Scared of black men out of prison? Why were they there in the first place? Racial profiling? Why is it that blacks are disproportionately imprisoned? Could it be they're targeted?

Assuming black men are dangerous is the definition of racism. Live with it.

Palli said...

I agree with all of this.

I want to add another fear though. I think the next rung up the Law Enforcement ladder has additional fear. DAs fear cops. The fear of retaliation while the fear of non-cooperation is a banal fear. DAs know what could be unleashed against them personally if they don't play the cop dance card.

For so many prosecuting lawyers to make such convoluted decisions basically against the rules of law means more than racism. Powers That Be have the control of African Americans pretty well established, besides, what can they do? But cops, well cops have the guns & and much more.

Joey_Blau said...

In NYC I read stories of people getting beaten and robbed and old ladies getting their arms broken by a mugger.. and the predators are almost always black. Sometimes Hispanic but that is usually for drug crimes. Strong arm robberies and street level mugging are done by black kids.. and girls can be especially tough .. look out when they get out of schools.

Otoh attacks on LBGT are mostly white frat boys... when they are not punching out each other. Also crimes against property when they smash things up.

And then you have the biggest theives of all.. the bankers and they are almost always white!!

Dark Avenger said...

This was written 50 years ago:

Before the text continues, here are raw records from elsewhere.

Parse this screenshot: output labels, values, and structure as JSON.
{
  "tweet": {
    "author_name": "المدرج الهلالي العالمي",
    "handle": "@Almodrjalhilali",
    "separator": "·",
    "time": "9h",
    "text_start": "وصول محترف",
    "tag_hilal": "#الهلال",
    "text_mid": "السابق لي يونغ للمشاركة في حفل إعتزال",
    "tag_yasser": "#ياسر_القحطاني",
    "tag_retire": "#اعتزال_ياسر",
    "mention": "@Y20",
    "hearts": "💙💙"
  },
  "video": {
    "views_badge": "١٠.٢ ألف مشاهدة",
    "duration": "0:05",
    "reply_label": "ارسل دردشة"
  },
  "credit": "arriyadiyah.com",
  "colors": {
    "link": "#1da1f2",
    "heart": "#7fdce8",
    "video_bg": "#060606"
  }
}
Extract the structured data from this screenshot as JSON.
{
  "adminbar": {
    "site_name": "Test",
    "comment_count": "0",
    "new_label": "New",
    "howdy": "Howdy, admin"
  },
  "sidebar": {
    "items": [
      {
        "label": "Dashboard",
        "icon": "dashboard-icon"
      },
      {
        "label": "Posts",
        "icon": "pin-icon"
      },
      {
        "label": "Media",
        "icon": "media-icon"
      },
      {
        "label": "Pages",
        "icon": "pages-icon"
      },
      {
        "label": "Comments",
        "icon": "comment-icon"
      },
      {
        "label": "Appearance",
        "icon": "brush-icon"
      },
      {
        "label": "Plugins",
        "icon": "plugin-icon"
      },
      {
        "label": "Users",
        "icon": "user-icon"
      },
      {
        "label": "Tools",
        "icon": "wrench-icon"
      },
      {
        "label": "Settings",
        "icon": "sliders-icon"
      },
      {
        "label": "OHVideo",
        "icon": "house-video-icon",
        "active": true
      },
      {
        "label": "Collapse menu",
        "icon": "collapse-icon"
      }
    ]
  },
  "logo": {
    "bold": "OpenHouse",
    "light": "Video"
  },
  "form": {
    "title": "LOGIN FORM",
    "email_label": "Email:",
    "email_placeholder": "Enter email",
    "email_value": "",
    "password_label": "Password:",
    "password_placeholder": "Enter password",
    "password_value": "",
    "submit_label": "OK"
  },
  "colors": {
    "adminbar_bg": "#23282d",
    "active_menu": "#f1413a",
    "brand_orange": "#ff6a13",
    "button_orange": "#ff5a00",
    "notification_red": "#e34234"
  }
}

Of course this term is pejorative, and it is meant to be; the paranoid style has a greater affinity for bad causes than good. But nothing really prevents a sound program or demand from being advocated in the paranoid style. Style has more to do with the way in which ideas are believed than with the truth or falsity of their content. I am interested here in getting at our political psychology through our political rhetoric. The paranoid style is an old and recurrent phenomenon in our public life which has been frequently linked with movements of suspicious discontent.

Here is Senator McCarthy, speaking in June 1951 about the parlous situation of the United States:

How can we account for our present situation unless we believe that men high in this government are concerting to deliver us to disaster? This must be the product of a great conspiracy on a scale so immense as to dwarf any previous such venture in the history of man. A conspiracy of infamy so black that, which it is finally exposed, its principals shall be forever deserving of the maledictions of all honest men. . . . What can be made of this unbroken series of decisions and acts contributing to the strategy of defeat? They cannot be attributed to incompetence. . . . The laws of probability would dictate that part of . . . [the] decisions would serve the country’s interest.

Now turn back fifty years to a manifesto signed in 1895 by a number of leaders of the Populist party:

As early as 1865–66 a conspiracy was entered into between the gold gamblers of Europe and America. . . . For nearly thirty years these conspirators have kept the people quarreling over less important matters while they have pursued with unrelenting zeal their one central purpose. . . . Every device of treachery, every resource of statecraft, and every artifice known to the secret cabals of the international gold ring are being used to deal a blow to the prosperity of the people and the financial and commercial independence of the country.